Surveys by retirement plan providers like  TransAmerica and T. Rowe Price have shown young Americans are making retirement savings a priority, participating in and contributing to their 401(k)s more than previous generations. Perhaps consistent with the stereotyping, millennials also think they’re doing a great job: 72% believe they are better off financially than their parents were at their age. But that looks like a bit of youthful hubris.

The first chart below is the share of Americans under 35 years old who had some money in a retirement account for the years 1989-2013. The second chart shows the median balance for those with such an account over that time.

From the above data it looks like millennials are indeed better savers than their parents. However, retirement savings are not the whole story.

The increase in retirement account participation reflects how 401(k)s and other plans have become much more popular in general. According to the Department of Labor, in 1989 only about 15% of workers had a retirement account, now more than 30% do. That’s because more employers offer 401(k)s, and many now automatically enroll employees into them.

When boomers started working, 401(k)s weren’t that common, but they had other ways of saving.
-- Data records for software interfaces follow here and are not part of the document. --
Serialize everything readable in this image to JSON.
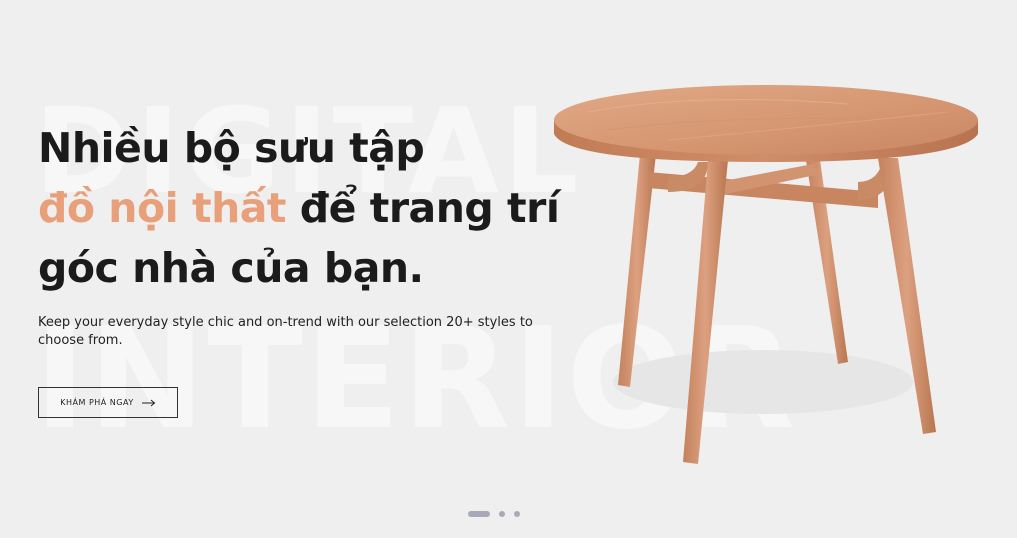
{
  "hero": {
    "watermark_top": "DIGITAL",
    "watermark_bottom": "INTERIOR",
    "headline_line1": "Nhiều bộ sưu tập",
    "headline_accent": "đồ nội thất",
    "headline_line2_rest": " để trang trí",
    "headline_line3": "góc nhà của bạn.",
    "subtitle": "Keep your everyday style chic and on-trend with our selection 20+ styles to choose from.",
    "cta_label": "KHÁM PHÁ NGAY",
    "accent_color": "#e8a07b"
  },
  "product_image": {
    "subject": "round wooden dining table"
  },
  "slider": {
    "slide_count": 3,
    "active_index": 0
  },
  "icons": {
    "cta_icon": "arrow-right-icon"
  }
}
In order to gauge the health of millennial finances, we need to look at those other sources of saving, too. The chart below shows median assets for Americans under 35.

While they have more retirement savings, millennials have less wealth overall.

It’s possible that simply having retirement accounts is causing young Americans to save less elsewhere. They might figure that by saving for retirement they don’t need an emergency fund. Or they may just be passive, and if they weren’t automatically enrolled in a 401(k) wouldn’t be saving at all. Research from Denmark suggests it’s probably the latter: Automatically putting a fraction of workers’ paychecks into retirement accounts created new savings that otherwise wouldn’t have been accumulated.

Savings don’t tell the whole story, either. Millennials are carrying heavy debt loads, with Americans under 35 years old saddled with median non-housing debt of $7,100 in 2013, compared to just $4,300 in 1989. They also face uncertain income prospects, according to research from the Social Security Administration.

High debt and uncertain earnings mean millennials probably need to be even more prudent than their parents. If most millennial wealth is in their retirement accounts, they may need to take loans or make withdrawals (and pay stiff penalties) during tough times. According to the TransAmerica survey, 20% of millennials have already taken a loan or withdrawal from their retirement account, only a slightly lower rate than older generations who have had their accounts for longer.

The good news is millennials are saving more for retirement than their parents did at their age. Many will save for the long-term and benefit from years of asset returns. But, overall, they are in worse financial shape than their parents. Unless they also start building up bigger emergency funds, all that good retirement saving may be for nothing.